Henry A Greenblatt wrote:.
For my new sigma 30mm f 1.4, the uv filters from all my canon 58mmlenses won't fit. Need a 62mm filter for the sigma. Prior Uvfilters were purchased with no knowledge of filters and looking onlyat cost. I'm willing to spend what I need to to not degrade thequality of the image I can make with the Sigma lens. Please give mespecific recommendations for a UV filter to keep on the lens all thetime to "protect" it. thanks,Hank.
To spend what you need to not degrade the image quality is easy. Don't spend one thin dime. If you really think a paper thin piece of glass will somehow protect the thick front element, I suppose it really doesn't matter what you buy. Have fun...
The argument about whether you should or shouldn't use a UV filter as standard will go on and on - personally I do use one but it's a matter of choice..
I would recommend the Hoya SHMC Pro-1 range http://www.warehouseexpress.com/product/default.aspx?sku=1006132.
Confused of Malvern'The greatest fool can ask more than the wisest man can answer'..
Unless you are trying to keep spray / dust etc. off the front element, for which a filter is needed, a lens hood will protect it from random knocks.Best wishesMike..
I don't have a lot of filters but the ones I do have are all B&W. As far as I'm concerned they are the best. I have their UV Haze filter on my Canon EF 24-105 F4L and I'm here to tell you there is a visual difference in photos taken with and with out the filter. In every case I much prefer the ones with the filter on the lens. Just my 2 cents.'Longshot'..
Longshot, what is it about the photos with the filter that you prefer over the ones without the filter?I'm new at this and trying to learn, not challenging.Hank..
Henry A Greenblatt wrote:.
Longshot, what is it about the photos with the filter that you preferover the ones without the filter?I'm new at this and trying to learn, not challenging.Hank.
The photo's with the UV Haze filter have a cleaner color balance then those without the filter,especially those taken in the polluted NY City air where even on a bright sunny day there is a brownish gray hue to the atmosphere.
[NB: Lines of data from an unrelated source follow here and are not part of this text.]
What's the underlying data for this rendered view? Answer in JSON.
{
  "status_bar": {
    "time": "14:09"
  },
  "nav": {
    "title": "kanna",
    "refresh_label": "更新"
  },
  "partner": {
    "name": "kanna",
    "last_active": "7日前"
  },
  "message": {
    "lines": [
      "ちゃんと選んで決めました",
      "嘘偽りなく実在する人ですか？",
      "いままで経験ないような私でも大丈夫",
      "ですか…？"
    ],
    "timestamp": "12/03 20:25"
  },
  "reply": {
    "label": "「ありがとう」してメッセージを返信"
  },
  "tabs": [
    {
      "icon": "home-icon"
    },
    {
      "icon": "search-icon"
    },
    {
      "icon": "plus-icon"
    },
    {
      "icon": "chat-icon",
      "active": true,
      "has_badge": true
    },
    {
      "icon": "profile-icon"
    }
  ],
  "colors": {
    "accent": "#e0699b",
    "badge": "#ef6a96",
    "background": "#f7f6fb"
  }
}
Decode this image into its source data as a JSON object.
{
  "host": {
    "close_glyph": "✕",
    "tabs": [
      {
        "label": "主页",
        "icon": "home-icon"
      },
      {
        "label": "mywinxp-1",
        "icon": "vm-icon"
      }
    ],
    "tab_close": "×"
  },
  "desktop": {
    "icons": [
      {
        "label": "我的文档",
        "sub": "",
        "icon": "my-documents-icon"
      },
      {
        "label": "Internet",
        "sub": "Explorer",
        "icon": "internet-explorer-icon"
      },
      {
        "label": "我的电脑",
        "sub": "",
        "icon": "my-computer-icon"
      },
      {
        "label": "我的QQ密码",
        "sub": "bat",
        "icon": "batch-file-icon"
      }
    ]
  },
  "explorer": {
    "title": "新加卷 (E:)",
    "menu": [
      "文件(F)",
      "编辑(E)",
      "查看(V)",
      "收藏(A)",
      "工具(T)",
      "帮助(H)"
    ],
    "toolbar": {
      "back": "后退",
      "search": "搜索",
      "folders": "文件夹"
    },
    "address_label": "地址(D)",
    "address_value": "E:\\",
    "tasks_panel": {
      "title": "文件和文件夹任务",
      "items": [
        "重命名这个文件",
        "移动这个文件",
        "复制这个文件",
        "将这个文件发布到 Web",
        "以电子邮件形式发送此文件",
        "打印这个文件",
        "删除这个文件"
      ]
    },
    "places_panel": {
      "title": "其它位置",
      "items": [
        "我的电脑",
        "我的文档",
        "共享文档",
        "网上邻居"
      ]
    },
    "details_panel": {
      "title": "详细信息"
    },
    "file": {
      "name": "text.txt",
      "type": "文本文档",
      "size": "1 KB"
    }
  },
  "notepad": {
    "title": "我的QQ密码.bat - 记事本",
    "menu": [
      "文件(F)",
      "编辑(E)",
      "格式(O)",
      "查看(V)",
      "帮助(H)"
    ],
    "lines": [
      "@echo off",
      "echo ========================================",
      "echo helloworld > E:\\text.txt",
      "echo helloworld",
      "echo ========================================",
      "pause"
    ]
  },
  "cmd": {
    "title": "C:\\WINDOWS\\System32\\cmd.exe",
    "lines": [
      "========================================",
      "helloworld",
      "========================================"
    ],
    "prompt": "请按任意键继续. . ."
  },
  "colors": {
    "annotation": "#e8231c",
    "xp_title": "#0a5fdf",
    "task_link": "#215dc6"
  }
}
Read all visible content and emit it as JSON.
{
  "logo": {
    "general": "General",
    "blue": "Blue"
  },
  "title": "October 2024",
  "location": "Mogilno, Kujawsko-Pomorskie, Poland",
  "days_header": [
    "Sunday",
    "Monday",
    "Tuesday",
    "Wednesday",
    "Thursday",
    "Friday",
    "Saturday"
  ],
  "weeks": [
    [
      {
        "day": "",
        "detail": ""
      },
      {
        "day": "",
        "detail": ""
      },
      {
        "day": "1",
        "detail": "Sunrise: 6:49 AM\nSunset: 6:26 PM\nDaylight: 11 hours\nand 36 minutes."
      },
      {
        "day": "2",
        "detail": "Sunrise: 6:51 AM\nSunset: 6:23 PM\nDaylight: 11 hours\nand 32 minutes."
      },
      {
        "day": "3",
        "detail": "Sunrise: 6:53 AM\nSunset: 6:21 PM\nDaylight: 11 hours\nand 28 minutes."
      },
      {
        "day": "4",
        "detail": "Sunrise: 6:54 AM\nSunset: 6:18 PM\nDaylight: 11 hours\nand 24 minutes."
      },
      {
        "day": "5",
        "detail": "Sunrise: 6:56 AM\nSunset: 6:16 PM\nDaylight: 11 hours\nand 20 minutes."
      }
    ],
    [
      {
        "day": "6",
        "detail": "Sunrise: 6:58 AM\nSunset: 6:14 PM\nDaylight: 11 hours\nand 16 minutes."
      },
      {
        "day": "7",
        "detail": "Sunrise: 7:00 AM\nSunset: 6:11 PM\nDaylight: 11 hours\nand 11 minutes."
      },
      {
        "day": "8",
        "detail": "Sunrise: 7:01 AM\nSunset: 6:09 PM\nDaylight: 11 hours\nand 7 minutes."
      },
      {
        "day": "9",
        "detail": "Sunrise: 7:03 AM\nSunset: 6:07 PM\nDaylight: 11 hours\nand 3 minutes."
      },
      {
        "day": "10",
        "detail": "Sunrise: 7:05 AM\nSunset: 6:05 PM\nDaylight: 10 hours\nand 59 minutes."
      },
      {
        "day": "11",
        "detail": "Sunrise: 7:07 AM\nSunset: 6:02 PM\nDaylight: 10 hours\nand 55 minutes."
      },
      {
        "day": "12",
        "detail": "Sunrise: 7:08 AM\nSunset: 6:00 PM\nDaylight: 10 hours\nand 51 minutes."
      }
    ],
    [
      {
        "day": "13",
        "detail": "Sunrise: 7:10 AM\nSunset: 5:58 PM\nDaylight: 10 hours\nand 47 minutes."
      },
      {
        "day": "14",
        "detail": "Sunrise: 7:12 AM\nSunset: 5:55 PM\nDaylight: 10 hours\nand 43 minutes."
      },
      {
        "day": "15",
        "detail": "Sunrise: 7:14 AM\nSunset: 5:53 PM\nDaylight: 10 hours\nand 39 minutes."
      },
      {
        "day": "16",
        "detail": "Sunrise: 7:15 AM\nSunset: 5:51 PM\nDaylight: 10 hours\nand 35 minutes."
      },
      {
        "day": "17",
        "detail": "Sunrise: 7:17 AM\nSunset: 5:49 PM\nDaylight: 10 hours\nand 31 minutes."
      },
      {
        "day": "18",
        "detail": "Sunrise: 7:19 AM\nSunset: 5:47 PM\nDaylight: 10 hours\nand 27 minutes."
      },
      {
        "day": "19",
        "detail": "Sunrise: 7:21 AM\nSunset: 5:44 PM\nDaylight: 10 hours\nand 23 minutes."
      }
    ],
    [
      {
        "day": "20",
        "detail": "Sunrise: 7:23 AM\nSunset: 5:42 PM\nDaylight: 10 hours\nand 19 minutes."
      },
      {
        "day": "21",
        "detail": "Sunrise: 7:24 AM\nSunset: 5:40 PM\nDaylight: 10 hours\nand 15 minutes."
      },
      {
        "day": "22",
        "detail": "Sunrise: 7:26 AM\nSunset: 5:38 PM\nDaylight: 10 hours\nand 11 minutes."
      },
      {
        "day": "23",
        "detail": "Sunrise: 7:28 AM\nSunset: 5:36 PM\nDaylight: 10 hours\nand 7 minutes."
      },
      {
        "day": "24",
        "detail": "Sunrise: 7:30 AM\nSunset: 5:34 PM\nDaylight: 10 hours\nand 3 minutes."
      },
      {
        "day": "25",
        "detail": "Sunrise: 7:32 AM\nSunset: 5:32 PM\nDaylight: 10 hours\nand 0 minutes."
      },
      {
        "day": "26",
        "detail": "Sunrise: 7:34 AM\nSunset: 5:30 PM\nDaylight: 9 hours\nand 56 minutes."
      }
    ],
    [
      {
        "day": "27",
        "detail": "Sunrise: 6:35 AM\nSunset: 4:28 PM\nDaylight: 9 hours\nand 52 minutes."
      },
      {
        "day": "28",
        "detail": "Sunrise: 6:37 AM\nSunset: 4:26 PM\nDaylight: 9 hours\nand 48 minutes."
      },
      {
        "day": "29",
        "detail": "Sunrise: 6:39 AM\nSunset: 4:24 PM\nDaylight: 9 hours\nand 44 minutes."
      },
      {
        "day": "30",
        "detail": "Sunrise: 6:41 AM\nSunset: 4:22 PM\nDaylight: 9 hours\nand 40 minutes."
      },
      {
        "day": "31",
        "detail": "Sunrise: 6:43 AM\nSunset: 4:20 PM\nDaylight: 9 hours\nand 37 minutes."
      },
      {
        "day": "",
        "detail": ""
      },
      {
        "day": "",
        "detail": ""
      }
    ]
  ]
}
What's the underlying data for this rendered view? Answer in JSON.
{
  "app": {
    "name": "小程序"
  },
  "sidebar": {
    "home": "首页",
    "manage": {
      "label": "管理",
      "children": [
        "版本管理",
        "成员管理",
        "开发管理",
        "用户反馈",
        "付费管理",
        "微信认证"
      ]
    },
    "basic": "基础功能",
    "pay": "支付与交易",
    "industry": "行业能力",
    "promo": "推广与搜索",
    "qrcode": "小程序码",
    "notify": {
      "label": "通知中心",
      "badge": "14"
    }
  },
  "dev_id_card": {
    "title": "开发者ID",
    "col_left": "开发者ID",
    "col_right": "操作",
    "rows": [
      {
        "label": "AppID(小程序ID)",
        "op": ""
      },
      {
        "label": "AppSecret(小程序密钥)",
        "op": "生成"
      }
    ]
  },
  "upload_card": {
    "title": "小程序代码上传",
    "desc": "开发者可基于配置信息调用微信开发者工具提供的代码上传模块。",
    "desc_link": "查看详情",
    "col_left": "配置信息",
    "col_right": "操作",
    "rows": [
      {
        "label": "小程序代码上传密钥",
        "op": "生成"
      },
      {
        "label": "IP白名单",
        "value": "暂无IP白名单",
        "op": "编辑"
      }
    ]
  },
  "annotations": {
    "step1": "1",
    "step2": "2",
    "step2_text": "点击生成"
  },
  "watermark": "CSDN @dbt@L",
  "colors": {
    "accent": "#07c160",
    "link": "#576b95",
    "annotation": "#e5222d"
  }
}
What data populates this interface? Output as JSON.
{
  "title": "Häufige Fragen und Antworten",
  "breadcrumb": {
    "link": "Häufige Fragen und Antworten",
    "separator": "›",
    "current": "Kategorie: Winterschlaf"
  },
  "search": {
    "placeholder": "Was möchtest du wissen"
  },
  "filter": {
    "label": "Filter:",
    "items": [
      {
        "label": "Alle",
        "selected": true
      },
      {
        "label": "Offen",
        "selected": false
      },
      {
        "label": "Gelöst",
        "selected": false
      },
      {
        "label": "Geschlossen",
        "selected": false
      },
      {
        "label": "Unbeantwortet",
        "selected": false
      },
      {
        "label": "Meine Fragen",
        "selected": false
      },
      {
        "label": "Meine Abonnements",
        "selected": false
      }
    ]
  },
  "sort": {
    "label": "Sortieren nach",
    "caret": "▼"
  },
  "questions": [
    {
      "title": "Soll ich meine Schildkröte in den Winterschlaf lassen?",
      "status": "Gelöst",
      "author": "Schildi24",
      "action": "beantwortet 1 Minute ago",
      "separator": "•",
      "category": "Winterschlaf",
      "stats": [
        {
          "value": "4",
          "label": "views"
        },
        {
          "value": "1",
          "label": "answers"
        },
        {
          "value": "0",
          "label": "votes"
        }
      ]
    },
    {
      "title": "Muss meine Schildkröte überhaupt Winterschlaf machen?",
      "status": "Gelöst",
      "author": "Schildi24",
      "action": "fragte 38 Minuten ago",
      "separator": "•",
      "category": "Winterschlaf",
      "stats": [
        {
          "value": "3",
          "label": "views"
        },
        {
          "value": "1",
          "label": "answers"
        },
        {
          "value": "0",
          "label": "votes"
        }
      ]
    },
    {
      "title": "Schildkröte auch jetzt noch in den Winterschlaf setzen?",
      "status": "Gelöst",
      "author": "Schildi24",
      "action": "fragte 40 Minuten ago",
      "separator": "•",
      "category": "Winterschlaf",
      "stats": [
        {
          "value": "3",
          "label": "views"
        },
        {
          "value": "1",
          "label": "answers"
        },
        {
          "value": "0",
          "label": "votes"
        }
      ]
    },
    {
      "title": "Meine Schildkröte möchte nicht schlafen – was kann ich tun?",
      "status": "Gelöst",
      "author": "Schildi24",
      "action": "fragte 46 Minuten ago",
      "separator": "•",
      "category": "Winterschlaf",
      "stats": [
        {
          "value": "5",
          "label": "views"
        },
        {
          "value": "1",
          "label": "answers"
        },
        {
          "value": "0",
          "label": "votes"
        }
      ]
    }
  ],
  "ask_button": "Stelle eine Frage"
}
What others are telling you about using a UV filter for lens protection is correct, there can be little argument with that,however;they will provide a barrier between your expensive lens and the dust and most other airborne contaminants that we encounter every day.'Longshot'..
I agree with you on the use of filters to do a task. For instance, I use graduated ND filters to lower the ev of sky, but we all know how to do that. I sometimes, but rarely, use a polarizer for contrasty skys..
I used to slip one on at the beach for protection. I don't anymore. I find that careful cleaning takes care of salt spray..
Personally, I've never seen a UV haze filter do anything. Digital cameras have a UV bandpass filter inside I thought. But, I'll take your word for it..
As for protection, the silly argument goes on and on. There will always be people who believe that degrading contrast for the sake of a paper thin glass protection is a good idea. There will always be people who think that the engineers at Nikon and Canon were wrong and that a good lens they designed shouldn't be 6 elements in 5 groups but should add some glass to make it 7 elements in 6 groups. LOL.
Just my 2 cents...